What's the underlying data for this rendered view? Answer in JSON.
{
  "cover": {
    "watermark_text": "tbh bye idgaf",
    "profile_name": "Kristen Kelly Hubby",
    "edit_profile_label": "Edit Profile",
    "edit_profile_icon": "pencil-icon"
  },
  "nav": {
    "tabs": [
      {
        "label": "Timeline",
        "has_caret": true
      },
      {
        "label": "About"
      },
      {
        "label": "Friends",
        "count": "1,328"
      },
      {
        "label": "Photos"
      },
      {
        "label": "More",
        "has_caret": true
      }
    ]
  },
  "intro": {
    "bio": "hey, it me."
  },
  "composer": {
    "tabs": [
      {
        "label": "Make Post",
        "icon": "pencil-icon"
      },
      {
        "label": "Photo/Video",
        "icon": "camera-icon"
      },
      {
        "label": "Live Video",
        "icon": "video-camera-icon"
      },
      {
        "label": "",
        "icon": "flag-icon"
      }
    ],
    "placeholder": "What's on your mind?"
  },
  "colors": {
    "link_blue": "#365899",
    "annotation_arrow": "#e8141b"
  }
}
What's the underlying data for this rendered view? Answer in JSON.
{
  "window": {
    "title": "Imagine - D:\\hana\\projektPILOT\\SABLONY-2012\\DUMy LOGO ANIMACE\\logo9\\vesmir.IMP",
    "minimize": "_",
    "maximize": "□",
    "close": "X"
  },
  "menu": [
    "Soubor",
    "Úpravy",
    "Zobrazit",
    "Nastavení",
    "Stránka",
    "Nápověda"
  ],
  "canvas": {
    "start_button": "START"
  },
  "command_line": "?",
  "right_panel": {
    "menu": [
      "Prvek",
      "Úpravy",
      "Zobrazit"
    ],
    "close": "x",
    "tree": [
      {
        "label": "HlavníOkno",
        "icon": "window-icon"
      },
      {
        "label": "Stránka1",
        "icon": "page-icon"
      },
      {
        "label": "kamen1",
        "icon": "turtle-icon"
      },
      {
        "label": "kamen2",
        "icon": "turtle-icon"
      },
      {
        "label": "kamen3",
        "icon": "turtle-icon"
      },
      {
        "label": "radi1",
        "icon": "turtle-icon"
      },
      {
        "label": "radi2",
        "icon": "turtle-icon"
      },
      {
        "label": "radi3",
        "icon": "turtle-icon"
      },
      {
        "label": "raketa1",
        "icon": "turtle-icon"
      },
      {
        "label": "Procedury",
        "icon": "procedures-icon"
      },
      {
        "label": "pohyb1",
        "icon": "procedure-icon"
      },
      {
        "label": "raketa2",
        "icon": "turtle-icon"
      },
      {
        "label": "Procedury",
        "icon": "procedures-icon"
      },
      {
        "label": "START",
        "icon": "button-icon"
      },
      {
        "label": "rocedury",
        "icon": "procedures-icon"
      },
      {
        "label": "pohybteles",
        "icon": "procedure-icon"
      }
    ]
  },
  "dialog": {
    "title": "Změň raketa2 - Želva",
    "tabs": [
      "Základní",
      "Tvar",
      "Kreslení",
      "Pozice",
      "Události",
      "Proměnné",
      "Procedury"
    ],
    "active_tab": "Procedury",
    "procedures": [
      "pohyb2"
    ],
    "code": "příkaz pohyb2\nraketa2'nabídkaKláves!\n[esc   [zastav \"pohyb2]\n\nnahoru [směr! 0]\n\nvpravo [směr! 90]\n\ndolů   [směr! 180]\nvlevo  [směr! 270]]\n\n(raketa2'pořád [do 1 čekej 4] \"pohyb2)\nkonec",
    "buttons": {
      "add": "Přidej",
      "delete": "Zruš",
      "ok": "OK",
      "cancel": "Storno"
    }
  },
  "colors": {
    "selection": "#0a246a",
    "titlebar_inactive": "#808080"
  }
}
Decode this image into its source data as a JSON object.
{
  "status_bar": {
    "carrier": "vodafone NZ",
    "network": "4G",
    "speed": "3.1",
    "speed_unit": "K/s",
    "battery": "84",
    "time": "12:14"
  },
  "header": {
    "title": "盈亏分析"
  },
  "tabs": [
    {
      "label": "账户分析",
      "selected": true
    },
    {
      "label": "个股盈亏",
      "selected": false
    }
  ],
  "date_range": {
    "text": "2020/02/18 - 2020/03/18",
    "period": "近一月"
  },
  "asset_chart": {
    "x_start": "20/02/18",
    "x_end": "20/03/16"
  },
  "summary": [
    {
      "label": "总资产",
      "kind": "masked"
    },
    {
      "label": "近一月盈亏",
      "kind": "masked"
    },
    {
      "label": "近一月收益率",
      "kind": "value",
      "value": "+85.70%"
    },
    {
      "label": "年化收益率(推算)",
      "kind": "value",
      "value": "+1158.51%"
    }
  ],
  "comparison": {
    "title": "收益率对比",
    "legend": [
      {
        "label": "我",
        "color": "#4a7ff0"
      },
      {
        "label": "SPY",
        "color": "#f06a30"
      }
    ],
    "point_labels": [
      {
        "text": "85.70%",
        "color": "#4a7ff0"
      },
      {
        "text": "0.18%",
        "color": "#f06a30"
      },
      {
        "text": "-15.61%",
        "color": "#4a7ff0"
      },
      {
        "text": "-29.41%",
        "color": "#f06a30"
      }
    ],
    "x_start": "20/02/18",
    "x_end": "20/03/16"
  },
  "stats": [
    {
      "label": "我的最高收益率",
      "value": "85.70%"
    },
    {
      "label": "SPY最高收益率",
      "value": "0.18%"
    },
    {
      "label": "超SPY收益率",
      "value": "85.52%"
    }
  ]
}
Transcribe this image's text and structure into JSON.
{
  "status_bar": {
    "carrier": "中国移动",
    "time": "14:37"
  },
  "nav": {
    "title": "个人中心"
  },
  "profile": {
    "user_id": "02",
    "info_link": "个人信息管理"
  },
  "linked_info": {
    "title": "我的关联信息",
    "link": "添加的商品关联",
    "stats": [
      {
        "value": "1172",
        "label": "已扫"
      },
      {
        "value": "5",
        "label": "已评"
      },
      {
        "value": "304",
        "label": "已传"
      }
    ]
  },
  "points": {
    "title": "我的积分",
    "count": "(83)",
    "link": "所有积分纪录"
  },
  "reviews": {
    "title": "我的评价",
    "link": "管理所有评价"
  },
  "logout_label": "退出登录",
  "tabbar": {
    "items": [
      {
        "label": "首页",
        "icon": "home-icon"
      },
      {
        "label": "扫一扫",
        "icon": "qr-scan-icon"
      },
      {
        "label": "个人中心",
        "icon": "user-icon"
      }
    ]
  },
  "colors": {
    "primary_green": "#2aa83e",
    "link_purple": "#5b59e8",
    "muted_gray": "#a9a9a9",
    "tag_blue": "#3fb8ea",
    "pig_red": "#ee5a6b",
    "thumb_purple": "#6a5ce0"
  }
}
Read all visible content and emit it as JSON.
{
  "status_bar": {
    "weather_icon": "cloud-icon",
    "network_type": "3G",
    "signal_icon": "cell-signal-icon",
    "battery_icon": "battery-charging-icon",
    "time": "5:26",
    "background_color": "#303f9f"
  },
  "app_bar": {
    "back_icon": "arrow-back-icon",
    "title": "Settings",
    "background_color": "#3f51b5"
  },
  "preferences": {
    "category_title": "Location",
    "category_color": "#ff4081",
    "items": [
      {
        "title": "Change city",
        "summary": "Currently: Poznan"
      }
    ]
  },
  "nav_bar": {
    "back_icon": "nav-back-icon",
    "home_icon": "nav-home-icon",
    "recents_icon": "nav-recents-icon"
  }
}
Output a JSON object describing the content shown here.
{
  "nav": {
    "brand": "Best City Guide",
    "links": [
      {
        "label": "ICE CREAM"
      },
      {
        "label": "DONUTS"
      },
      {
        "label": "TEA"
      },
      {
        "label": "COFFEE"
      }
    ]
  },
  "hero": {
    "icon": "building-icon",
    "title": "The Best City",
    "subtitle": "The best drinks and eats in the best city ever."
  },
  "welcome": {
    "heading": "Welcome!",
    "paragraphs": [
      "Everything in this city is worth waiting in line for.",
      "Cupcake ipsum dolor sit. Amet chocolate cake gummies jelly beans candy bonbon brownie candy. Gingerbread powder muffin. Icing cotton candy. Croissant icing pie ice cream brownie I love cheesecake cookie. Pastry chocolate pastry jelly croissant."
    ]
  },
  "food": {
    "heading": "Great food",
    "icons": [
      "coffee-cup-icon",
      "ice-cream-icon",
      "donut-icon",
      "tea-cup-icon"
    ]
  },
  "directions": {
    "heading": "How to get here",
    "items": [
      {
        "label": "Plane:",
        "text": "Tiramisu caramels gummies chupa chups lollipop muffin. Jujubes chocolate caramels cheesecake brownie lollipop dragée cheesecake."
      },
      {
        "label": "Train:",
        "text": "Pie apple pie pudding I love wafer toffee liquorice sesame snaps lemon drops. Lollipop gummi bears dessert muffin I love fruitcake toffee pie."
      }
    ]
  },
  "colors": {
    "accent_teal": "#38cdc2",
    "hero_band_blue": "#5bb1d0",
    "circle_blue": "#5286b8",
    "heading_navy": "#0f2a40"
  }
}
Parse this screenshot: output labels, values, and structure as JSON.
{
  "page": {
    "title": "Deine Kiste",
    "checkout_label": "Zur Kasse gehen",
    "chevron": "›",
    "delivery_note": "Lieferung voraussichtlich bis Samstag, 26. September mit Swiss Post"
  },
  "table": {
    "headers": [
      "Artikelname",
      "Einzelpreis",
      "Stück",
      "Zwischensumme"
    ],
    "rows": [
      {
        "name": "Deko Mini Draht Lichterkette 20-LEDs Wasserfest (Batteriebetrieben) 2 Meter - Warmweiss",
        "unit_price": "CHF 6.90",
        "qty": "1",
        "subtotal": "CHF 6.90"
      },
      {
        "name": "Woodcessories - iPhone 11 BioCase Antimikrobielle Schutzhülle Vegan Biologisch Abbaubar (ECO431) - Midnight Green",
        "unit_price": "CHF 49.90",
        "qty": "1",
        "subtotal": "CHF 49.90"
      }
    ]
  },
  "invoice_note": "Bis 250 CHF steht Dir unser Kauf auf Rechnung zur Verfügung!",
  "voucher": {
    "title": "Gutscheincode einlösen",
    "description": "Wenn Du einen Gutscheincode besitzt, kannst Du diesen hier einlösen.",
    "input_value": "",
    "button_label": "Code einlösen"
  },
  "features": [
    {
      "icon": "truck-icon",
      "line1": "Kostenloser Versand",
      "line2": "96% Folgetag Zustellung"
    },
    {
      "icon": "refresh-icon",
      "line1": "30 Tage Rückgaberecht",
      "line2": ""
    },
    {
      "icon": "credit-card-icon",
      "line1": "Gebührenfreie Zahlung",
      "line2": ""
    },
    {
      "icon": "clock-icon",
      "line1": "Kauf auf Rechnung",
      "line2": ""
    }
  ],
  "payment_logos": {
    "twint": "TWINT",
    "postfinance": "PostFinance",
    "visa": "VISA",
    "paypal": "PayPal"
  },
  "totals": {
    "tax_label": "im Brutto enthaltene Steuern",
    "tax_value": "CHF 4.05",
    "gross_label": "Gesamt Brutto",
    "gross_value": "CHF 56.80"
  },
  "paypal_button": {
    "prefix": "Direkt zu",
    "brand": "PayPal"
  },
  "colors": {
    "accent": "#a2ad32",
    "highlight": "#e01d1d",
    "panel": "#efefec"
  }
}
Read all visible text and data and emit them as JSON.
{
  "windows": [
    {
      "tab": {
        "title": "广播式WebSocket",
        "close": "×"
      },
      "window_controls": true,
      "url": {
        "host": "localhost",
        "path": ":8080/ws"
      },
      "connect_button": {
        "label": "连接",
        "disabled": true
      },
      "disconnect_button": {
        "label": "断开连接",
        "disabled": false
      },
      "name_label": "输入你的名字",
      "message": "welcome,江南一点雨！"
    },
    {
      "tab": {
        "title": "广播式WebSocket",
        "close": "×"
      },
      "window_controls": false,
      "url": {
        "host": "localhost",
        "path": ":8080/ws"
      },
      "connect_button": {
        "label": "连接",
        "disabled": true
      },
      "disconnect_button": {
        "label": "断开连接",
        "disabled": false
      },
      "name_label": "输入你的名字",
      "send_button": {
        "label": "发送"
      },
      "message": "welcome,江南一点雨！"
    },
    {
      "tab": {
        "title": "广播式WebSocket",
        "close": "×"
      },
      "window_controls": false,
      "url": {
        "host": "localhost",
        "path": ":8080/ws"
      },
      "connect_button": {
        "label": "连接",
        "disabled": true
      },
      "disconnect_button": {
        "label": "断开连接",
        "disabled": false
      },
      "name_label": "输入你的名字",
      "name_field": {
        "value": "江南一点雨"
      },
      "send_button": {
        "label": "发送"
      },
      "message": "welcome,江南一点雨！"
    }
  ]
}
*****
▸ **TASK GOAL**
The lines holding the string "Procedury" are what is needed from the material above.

▸ **TASK SOLUTION**
        "label": "Procedury",
        "label": "Procedury",
      "Procedury"
    "active_tab": "Procedury",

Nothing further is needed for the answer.